Ashley Brown

The energy that powers our homes and businesses is increasingly being produced by new and more efficient resources. A growing segment of this transformation is private, rooftop solar, whose growth has benefited from subsidies and policies funded by taxpayers and non-solar consumers. These subsidies and policies, however, were developed when private solar panels cost 100 times what they cost today. There is also growing evidence that the subsidies are inhibiting the technical evolution of solar energy, causing inflated prices to consumers over what is justified.

Because today’s energy landscape is drastically different than it was decades ago, many states are now revisiting these subsidy policies to usher in changes that modernize and reform customers’ electricity rates – making them more fair for everyone and more oriented to enabling growth of solar energy for our nation’s resource portfolio. As a former state utility commissioner, I have closely followed these policy debates and know that the development in Michigan is generally consistent with the direction being taken by other states.
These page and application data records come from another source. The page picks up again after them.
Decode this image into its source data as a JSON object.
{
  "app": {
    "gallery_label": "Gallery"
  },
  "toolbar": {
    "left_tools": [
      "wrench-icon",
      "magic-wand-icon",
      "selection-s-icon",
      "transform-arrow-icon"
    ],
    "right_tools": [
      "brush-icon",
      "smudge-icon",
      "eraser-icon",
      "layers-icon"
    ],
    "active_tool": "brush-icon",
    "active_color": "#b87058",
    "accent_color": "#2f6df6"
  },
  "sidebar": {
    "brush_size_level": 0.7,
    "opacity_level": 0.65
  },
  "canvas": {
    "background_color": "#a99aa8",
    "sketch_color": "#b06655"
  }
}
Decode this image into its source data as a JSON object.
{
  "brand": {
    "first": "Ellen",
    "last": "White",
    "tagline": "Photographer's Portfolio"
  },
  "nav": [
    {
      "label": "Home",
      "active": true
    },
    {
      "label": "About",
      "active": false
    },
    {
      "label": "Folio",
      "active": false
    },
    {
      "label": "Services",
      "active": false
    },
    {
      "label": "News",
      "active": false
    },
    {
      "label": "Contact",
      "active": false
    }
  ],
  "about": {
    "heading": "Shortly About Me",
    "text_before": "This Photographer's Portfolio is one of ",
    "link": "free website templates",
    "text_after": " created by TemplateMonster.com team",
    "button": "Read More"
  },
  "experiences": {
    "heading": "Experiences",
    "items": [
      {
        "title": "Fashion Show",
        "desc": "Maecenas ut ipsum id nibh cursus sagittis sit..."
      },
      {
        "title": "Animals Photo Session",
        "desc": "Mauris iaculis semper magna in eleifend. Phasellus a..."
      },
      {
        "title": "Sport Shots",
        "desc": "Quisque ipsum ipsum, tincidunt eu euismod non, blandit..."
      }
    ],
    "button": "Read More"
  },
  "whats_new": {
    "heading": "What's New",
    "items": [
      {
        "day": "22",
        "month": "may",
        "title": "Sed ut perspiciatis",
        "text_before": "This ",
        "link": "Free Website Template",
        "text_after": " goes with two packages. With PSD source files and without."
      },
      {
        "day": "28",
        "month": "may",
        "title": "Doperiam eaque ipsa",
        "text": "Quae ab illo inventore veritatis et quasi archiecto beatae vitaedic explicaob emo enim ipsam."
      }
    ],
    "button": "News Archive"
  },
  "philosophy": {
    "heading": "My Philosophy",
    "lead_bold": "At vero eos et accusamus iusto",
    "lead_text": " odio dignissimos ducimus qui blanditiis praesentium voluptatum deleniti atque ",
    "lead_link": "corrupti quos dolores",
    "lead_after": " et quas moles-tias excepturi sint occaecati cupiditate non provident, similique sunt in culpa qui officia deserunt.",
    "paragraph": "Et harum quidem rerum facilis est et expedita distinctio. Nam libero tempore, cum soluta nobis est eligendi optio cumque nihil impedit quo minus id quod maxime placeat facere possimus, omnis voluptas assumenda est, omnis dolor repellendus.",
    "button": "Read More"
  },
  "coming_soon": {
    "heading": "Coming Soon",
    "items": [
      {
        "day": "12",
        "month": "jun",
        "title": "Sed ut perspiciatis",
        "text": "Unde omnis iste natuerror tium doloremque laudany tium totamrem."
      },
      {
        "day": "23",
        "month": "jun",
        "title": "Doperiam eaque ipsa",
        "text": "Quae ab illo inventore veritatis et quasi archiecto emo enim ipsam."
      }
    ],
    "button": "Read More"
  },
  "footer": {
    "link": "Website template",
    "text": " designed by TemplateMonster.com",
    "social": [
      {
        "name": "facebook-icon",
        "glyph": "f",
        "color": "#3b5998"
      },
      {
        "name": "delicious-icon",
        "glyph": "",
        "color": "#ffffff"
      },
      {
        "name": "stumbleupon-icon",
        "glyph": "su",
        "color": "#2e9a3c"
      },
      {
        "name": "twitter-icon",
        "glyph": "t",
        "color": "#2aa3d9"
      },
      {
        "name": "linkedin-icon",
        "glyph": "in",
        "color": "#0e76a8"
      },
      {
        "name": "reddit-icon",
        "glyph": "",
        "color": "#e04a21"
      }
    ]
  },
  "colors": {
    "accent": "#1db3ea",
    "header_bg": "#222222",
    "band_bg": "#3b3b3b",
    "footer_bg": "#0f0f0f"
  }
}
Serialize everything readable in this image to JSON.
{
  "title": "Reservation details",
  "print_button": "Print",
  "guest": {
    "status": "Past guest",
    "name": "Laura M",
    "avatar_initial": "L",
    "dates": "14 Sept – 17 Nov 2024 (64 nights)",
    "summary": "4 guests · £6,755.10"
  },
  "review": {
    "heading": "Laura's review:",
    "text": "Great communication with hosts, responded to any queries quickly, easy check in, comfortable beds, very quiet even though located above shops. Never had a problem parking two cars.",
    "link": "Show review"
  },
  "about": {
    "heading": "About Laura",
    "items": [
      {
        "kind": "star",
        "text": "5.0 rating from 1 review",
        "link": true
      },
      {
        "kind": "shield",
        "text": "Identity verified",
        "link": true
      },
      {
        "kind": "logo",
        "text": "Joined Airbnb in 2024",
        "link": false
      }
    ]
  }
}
The authors write: "Proposed reforms will open more opportunities for more efficient, large scale solar and wind to be even more competitive."

For example, earlier this year, Michigan regulators swapped out their previous net metering model for an input/output model. This new model recognizes that the solar industry matured and merits treatment as a fully competitive source of energy. Most importantly, this input/output model moves modestly toward leveling the playing field for all energy customers. That being said, it still falls short of assuring that all customers pay their fair share of the costs of the distribution system.

The input/output model differs from Michigan’s previous net metering model in that it proposes to lower the price paid for energy exported to the system, albeit at a price that is still being determined and may still be above the market rate for energy. This may still require non-solar customers to subsidize costs that ought to be borne by private solar customers. That is because the proposed rates perpetuate the enabling of private solar users to circumvent paying their share of the system’s fixed costs, and, instead impose those costs on customers without private solar.

The proposed reforms, while more modest than those undertaken in other states, will, nonetheless, open more opportunities for more efficient, large scale solar and wind to be even more competitive and more efficient in reducing Michigan’s carbon footprint.

These changes will help Michigan better manage costs as the state increases its usage of the most efficient and competitive renewable energy sources, such as wind and solar, to power our communities, helping to create a more balanced and less carbon intensive energy mix. Michigan’s energy companies are already taking dramatic steps to reduce carbon emissions and bring more renewable energy to the state.

Ashley Brown is Executive Director of the Harvard Electricity Policy Group and is a former commissioner of the Public Utilities Commission of Ohio.